Mermaids and Mermen on the Outer Banks
It’s not easy being a mermaid . . . or in this case three mermaids and one merman.
First of all there are rules—things like, “Only use your tail under adult supervision” and “NEVER try to hop around on you tail. It can very easily get caught under you which may cause you to trip and fall.”
Then there are the warm up exercises that Kitty Hawk Kites professional mermaid Hannah Burgess makes them do, stretching arm and leg muscles.
Finally the mermaids and merman, who we will call King Triton, get in the water. But there’s more…first there’s floating on their backs, then swimming the length of the pool at the Sanderling.
At last it’s almost time to put the fins on, but as the mermaids and King Triton discover, it does take real technique. But with a little squirming everyone has their fins on.
Being a mermaid is all about knowing how to use your fin.
The object is to use your entire legs to move the fin. Perhaps a little bend of the knees, but too much and the angle of the fin is all wrong and King Triton won’t move much at all through the water.
The guppies—that’s what I was told young merfolk are called—swam back and forth underwater a few times, improving their ability at each cycle.
Finally it’s time for some real merfolk challenges—swimming through a hula hoop, which is probably more exciting underwater than above water and then blowing mermaid kisses underwater, which includes some fairly humorous instruction from Hannah about the best way to go perfect the technique.
It was a mostly family outing at the Sanderling. The Sanderling pool can only handle four mermaids at a time and a friend of Shelly Fennemore from Delaware told her about the class and she signed the kids up.
“The girls were really excited and the boy was like, “Whatever,’” Fennemore said.
Kitty Hawk Kites also offers classes at Beechwoods in Kitty Hawk. An outdoor pool, it’s much larger than the indoor Sanderling facility, and up to eight would be merfolk at a time can learn how to swim with their legs held together and one big fin to push them through the water.
Brooke Rowe, who put the program together first started thinking about it last year.
“We started selling them (mermaid fins) in our stores and they (the manufacturers) mentioned to always say something about the safety,” she explained. “I heard that and I thought we could do a lot more than that.”

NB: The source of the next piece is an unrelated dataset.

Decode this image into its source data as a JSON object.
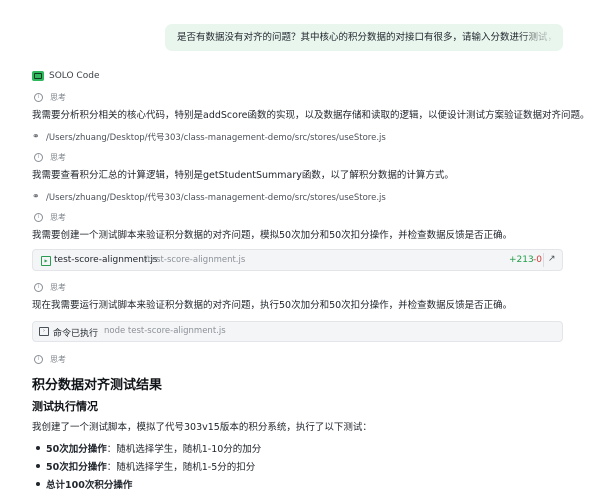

The level of instruction offered is excellent. Hannah Burgess really is a professional mermaid and has performed underwater at the Virginia and Roanoke Island Aquariums. Brooke is an experienced scuba diver as is Kristin Long the other instructor.
The class takes about an hour. There are mermaid and merman tails for all sizes so if Dad wanted to take a class with his littlest mermaid, it could be arranged.